## Problem to work on
The lines of the records that include "arrow" should all be copied.

## Supplied records
--- START ---

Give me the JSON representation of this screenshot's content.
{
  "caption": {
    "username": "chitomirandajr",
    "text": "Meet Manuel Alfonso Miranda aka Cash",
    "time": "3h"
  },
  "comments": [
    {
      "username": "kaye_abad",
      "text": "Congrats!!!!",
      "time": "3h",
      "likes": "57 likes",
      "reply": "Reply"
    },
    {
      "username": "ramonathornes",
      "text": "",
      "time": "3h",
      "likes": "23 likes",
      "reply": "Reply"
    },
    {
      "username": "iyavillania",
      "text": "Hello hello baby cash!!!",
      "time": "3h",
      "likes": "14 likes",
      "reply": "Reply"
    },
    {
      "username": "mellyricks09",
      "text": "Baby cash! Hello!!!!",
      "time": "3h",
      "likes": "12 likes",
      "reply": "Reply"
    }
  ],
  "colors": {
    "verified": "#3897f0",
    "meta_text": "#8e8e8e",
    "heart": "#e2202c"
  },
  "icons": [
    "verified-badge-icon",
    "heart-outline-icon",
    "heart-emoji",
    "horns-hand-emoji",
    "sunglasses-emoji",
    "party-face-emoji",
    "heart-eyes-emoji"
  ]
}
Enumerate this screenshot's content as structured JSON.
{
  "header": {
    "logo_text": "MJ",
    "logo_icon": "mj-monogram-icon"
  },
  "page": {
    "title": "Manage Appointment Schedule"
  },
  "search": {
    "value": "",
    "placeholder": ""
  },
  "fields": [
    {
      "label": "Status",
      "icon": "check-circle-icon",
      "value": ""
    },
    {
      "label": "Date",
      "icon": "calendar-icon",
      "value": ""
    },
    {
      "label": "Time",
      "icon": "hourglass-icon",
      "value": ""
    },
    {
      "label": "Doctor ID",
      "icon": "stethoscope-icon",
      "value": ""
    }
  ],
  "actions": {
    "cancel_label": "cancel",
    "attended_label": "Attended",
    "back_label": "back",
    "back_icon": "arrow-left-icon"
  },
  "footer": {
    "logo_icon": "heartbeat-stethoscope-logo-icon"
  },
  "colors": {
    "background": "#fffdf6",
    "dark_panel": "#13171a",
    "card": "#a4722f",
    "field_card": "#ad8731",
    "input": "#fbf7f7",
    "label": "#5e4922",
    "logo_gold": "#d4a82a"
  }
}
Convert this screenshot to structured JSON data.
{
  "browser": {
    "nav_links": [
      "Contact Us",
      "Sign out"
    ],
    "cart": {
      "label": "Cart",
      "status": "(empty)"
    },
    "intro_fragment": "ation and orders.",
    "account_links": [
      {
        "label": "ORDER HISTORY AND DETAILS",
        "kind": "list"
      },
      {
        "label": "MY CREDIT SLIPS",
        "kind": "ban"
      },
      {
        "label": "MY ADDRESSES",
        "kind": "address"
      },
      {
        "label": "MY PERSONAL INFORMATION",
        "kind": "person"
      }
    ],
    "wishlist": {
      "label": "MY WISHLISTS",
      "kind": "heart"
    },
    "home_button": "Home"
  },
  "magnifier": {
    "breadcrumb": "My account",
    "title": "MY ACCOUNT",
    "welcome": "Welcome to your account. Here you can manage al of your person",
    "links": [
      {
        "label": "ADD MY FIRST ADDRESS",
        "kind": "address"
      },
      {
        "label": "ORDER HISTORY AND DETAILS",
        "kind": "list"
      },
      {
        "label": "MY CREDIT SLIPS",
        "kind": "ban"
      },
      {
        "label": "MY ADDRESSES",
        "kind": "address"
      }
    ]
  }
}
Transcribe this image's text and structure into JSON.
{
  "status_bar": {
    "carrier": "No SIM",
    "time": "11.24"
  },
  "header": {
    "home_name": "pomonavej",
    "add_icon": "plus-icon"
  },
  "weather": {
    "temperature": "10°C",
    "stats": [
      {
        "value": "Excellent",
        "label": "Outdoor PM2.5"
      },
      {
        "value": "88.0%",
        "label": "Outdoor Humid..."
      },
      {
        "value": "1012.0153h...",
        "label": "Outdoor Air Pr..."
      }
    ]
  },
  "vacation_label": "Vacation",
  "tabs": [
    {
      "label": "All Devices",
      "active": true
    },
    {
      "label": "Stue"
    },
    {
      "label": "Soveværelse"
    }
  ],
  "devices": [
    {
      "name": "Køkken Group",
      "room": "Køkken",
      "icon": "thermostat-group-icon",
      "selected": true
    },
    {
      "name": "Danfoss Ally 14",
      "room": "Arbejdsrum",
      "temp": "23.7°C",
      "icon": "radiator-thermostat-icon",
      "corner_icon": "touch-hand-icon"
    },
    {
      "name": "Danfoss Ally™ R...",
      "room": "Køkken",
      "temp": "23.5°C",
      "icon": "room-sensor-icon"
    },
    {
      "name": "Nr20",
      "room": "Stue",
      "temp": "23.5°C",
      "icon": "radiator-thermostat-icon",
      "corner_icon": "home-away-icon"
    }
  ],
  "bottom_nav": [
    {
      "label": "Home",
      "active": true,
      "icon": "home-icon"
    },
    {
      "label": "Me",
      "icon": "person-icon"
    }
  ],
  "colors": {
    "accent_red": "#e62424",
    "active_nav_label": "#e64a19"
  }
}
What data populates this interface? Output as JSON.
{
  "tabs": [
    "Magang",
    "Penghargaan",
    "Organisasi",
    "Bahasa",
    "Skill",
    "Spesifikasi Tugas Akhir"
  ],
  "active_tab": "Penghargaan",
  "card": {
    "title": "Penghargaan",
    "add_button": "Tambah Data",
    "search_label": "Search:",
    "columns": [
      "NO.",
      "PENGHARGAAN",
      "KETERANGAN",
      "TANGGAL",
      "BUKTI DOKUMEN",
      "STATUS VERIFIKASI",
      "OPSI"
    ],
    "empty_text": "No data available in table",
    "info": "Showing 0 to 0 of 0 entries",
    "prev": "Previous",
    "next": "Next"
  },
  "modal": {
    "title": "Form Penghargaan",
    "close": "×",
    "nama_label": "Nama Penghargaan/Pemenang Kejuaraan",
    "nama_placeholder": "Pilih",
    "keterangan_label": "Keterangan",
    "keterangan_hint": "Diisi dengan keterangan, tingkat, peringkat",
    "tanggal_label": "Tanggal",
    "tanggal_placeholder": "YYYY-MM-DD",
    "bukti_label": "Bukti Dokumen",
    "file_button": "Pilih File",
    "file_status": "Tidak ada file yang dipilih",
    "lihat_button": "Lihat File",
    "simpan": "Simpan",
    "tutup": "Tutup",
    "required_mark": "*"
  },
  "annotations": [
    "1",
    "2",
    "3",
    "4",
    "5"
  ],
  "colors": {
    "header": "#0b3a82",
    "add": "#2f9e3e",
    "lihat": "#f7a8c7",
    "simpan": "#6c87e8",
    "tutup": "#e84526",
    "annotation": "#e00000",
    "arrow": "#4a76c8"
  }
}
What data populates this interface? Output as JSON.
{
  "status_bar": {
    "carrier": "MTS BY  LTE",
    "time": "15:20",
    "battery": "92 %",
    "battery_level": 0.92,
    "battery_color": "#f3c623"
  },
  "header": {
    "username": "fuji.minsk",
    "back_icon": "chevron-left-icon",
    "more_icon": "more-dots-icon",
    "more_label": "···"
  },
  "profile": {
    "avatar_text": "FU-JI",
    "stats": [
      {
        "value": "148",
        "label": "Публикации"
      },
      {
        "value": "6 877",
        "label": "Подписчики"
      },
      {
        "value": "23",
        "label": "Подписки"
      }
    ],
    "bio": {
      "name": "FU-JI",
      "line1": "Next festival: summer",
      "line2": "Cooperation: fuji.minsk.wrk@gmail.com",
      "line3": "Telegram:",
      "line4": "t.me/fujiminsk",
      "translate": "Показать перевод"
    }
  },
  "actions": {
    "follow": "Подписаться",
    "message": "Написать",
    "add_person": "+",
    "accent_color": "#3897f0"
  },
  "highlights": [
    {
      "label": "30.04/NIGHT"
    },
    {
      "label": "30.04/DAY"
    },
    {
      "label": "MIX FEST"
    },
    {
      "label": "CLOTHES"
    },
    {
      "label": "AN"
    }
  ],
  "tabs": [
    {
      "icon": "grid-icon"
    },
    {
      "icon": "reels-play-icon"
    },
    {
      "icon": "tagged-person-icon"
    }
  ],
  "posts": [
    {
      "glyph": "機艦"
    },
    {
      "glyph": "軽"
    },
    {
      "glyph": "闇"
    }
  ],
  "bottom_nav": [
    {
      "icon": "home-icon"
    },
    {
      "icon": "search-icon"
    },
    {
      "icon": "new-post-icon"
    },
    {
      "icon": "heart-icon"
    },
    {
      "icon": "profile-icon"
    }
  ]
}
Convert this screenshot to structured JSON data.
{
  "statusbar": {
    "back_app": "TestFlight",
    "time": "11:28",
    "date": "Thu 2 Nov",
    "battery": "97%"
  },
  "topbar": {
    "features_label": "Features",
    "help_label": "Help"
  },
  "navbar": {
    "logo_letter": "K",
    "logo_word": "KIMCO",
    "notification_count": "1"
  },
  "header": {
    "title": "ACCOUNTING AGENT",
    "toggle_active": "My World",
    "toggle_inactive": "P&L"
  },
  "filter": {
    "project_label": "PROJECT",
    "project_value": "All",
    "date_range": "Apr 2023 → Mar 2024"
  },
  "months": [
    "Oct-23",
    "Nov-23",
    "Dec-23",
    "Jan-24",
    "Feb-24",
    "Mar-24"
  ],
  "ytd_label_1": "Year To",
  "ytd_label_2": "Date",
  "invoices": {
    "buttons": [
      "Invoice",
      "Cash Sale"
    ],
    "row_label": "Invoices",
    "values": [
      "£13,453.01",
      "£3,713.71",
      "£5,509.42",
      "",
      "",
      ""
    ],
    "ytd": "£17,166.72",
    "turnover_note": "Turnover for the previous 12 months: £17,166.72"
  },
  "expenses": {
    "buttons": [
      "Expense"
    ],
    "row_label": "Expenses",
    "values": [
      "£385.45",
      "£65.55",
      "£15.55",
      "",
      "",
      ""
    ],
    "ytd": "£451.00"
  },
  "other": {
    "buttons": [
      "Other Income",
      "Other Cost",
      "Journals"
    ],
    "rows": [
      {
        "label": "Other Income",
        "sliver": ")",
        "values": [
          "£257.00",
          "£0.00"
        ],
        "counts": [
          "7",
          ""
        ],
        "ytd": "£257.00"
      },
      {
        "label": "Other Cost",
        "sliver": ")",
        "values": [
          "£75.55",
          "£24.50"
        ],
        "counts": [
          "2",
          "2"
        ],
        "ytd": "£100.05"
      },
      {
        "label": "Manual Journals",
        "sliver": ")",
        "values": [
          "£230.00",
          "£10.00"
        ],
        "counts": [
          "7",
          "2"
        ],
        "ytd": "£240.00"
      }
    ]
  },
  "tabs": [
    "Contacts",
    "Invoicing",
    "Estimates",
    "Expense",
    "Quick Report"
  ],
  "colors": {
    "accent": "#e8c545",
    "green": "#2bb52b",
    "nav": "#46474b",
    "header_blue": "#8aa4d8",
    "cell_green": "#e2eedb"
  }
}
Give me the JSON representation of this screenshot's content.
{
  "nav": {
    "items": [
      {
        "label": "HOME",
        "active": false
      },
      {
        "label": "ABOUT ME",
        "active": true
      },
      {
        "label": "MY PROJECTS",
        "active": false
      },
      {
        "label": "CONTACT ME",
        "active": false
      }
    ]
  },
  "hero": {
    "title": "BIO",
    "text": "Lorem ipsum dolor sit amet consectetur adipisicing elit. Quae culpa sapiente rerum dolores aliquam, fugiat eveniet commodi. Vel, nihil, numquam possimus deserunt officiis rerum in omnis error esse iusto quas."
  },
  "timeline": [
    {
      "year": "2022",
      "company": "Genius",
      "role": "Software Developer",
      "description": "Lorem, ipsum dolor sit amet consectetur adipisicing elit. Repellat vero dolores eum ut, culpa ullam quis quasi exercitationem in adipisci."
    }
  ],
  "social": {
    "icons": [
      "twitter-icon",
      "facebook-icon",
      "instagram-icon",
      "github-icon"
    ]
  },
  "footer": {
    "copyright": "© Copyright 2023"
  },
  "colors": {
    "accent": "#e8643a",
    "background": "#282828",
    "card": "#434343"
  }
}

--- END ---

## Response for this exercise
    "back_icon": "arrow-left-icon"
    "arrow": "#4a76c8"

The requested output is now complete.